TO DO: Count only the lines of the records that hold "header", then give the number without any other words.

Page and application data records
******************************
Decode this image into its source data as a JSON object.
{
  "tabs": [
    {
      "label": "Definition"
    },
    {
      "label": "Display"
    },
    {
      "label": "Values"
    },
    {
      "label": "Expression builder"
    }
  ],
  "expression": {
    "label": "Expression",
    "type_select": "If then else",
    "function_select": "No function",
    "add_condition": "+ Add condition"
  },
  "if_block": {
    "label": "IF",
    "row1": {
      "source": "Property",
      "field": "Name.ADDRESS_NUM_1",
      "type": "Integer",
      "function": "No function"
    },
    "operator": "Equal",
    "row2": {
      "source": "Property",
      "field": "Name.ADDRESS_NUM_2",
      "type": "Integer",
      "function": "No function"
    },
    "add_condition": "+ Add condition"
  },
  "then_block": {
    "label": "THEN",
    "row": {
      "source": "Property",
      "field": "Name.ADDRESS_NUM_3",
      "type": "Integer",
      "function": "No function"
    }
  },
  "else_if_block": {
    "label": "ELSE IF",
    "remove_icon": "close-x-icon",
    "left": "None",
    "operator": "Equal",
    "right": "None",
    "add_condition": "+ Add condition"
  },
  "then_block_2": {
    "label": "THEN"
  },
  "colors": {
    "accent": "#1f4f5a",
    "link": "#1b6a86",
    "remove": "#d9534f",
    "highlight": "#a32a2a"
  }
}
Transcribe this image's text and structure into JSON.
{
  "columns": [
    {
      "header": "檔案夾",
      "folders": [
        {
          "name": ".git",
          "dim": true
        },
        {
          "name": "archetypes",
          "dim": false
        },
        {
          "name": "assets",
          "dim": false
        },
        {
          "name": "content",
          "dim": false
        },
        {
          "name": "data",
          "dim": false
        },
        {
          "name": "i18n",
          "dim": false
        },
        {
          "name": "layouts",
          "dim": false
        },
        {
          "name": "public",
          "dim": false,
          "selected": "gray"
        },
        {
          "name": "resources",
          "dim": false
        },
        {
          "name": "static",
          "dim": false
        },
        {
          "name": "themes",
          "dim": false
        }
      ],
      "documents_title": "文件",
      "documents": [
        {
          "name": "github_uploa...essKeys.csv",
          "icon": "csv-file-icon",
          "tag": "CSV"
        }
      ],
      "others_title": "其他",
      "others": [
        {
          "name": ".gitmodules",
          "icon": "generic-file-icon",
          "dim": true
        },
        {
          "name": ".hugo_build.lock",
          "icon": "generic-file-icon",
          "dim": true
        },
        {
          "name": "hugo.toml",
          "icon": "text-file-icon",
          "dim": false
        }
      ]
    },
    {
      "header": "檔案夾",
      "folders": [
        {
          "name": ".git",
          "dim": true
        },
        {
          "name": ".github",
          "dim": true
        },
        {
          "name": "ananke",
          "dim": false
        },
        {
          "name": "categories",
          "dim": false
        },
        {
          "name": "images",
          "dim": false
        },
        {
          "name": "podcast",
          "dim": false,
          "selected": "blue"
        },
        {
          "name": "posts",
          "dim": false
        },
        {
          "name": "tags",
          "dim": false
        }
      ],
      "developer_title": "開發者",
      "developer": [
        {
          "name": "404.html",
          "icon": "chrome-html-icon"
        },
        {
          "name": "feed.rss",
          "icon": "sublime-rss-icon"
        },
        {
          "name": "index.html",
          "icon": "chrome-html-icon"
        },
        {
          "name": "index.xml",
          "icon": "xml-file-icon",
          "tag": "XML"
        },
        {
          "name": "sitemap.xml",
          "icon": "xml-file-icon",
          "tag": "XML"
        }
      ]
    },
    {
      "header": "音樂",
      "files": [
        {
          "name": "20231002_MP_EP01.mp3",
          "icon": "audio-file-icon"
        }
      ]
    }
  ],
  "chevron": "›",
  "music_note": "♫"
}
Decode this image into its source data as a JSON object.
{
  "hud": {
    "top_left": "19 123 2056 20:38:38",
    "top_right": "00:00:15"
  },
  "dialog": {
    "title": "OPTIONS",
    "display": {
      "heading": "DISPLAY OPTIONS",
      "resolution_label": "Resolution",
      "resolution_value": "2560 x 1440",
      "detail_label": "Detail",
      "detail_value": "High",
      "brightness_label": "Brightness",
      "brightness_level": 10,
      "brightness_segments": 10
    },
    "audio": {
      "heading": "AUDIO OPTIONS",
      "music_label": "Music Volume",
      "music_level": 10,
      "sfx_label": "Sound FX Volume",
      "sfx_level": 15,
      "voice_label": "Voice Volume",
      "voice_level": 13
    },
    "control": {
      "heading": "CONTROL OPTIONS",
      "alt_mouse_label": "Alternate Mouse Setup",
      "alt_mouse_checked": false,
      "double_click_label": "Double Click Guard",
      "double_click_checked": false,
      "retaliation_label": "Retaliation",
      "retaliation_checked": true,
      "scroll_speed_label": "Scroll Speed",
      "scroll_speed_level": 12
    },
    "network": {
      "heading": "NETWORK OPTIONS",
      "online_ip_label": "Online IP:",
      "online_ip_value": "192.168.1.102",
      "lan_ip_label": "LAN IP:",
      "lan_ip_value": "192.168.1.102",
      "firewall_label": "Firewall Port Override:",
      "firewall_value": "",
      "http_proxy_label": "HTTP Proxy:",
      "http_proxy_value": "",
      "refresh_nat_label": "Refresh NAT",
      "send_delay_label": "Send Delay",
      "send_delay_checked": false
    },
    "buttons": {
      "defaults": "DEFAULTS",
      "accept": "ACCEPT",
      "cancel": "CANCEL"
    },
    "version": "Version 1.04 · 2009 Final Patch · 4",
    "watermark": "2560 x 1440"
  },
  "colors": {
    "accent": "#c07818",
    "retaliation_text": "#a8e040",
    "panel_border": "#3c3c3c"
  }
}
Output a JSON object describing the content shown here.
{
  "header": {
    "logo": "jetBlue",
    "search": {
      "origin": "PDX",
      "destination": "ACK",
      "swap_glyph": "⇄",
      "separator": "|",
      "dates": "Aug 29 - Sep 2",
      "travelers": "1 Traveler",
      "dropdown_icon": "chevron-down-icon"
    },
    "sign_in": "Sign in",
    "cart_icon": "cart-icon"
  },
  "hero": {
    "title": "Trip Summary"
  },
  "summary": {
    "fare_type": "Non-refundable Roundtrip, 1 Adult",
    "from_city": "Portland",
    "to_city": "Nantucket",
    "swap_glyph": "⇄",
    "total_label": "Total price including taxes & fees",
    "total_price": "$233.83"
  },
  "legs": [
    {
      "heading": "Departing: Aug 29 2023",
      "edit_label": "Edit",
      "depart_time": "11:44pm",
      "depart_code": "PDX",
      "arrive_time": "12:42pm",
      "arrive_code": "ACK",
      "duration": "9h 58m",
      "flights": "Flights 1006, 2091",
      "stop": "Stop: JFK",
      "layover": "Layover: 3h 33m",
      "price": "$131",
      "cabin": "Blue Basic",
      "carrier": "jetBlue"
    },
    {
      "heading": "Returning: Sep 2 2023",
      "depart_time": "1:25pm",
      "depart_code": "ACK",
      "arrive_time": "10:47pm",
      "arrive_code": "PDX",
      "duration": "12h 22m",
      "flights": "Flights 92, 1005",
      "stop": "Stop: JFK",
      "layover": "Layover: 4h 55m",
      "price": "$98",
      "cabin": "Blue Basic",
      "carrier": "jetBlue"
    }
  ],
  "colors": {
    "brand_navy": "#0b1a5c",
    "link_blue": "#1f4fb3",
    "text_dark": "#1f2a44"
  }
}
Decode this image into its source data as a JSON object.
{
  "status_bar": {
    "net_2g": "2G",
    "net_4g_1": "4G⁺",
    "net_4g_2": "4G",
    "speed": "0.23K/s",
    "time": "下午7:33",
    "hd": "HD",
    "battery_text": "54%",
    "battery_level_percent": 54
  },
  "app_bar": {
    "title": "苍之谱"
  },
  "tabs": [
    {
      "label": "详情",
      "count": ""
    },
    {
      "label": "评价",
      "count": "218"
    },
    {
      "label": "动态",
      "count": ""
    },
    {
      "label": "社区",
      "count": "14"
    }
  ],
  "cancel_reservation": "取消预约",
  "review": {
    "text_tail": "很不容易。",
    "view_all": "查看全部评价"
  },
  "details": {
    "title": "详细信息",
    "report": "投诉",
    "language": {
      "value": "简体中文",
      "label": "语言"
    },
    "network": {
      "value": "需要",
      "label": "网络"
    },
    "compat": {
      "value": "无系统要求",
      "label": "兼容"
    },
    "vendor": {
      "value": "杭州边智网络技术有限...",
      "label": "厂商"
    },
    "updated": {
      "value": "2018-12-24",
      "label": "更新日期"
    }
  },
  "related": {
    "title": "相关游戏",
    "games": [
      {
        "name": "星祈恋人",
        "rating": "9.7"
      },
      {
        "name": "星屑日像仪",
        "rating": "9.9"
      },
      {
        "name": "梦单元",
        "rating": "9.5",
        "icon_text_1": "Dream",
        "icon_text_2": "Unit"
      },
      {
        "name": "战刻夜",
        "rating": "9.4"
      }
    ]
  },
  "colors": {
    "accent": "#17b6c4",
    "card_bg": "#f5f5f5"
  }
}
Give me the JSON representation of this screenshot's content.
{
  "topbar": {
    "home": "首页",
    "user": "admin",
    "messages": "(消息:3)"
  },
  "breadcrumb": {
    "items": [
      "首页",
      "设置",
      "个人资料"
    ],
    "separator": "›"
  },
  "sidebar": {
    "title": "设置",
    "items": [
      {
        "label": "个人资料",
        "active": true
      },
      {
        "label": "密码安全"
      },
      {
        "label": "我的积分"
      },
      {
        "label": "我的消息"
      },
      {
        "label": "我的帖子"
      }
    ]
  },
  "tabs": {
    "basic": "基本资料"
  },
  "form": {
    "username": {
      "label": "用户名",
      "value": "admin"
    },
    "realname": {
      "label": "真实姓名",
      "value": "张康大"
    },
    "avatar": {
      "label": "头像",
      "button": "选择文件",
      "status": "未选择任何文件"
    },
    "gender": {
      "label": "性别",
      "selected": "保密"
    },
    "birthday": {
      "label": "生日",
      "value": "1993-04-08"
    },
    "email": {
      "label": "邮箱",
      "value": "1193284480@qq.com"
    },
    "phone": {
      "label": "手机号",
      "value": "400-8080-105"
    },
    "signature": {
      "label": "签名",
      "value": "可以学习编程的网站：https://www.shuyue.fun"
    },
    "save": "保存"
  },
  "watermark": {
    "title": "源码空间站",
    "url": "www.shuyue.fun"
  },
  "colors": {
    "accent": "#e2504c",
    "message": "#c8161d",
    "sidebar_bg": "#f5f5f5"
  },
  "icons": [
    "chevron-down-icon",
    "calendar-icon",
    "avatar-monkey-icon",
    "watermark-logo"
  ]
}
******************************
TASK ANSWER: 4